The New Jersey Appellate Division has reversed the trial court’s dismissal of an out of state resident’s claim of age discrimination under New Jersey Law Against Discrimination. The decision is an important reminder to employers that New Jersey’s strong public policy to eradicate discriminate in all its ugly forms may extend to non-New Jersey residents who suffer from discrimination that is protected under the New Jersey state law.
In the case Trevejo v. Legal Cost Control, Inc., and John Marquess, the employee, Susan Trevejo, lived in Massachusetts and worked remotely from her home for the employer, whose principal place of business was located in Haddonfield, New Jersey. In claiming that she had standing to sue under the New Jersey Law Against Discrimination, Ms. Trevejo pointed out the fact that she was provided a company computer to connect to the company’s corporate server in New Jersey and a company phone to communicate with other company employees, some of whom lived and worked in New Jersey. The employer argued that Ms. Trevino was never a resident of New Jersey at any point in her employment, never lived in New Jersey and never sought or received any benefits from the state of New Jersey. The employer also pointed out the fact that although Ms. Trevejo had traveled to New Jersey for business at times during her employment, she had not done so any time from 2009 through 2015.

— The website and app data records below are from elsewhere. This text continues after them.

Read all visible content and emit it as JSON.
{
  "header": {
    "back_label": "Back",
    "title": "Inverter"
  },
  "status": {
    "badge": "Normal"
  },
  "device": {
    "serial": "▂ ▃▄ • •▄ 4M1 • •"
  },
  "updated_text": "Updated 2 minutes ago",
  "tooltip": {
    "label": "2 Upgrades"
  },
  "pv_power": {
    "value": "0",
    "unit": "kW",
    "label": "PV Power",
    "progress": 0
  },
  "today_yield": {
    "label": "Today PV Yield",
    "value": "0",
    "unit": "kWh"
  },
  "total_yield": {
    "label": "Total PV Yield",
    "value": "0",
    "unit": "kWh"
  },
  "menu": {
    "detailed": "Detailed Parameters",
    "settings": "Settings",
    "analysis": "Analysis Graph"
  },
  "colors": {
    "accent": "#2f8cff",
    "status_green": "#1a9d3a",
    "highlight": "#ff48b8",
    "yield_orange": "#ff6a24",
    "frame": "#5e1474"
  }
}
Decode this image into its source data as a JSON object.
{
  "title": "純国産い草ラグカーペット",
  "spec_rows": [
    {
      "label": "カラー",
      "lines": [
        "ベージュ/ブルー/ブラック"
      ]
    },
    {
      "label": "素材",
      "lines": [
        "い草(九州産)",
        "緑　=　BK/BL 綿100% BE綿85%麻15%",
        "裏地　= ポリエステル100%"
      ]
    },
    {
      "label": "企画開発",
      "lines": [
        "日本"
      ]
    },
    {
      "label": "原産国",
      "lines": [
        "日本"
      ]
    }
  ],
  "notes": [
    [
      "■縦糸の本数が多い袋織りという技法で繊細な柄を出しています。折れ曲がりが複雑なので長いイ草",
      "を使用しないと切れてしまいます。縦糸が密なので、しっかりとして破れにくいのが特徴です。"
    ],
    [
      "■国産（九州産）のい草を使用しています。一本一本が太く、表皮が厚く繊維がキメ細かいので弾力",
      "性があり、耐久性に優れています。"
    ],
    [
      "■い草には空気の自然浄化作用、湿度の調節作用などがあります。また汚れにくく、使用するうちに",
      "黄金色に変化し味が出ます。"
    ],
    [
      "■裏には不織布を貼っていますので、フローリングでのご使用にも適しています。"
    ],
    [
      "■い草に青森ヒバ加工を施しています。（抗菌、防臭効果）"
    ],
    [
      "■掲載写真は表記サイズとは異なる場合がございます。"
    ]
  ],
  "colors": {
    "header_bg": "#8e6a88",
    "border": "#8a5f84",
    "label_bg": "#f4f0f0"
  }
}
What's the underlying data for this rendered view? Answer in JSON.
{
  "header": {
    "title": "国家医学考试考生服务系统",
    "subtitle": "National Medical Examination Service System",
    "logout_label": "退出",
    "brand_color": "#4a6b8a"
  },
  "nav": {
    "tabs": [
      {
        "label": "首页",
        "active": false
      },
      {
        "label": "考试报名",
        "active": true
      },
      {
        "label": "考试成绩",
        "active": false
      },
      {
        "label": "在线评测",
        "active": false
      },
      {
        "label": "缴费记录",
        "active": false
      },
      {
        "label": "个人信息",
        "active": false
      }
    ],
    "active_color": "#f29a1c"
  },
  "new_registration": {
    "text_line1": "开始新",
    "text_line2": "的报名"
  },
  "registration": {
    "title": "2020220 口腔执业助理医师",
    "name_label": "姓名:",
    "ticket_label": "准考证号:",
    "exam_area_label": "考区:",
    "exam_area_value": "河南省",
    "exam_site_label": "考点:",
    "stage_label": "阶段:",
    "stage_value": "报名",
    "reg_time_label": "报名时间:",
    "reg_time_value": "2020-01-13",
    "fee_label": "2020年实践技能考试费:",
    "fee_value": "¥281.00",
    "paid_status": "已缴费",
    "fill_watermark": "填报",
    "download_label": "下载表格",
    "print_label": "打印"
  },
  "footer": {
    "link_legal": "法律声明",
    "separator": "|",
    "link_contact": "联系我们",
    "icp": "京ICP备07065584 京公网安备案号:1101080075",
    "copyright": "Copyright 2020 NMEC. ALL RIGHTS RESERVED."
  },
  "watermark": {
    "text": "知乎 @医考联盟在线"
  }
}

Twelve years into her employment, the employer terminated Ms. Trevejo’s employment. In response, Ms. Trevejo filed a lawsuit alleging age discrimination under the New Jersey Law Against Discrimination. During the lawsuit, Ms. Trevejo’s employment lawyers requested broad discovery to prove she was entitled to pursue her age discrimination claims under New Jersey’s discrimination laws, including the nature and substance of her electronic and other virtual contact and connection to the employers’ New Jersey office as part of her day-to-day work activities.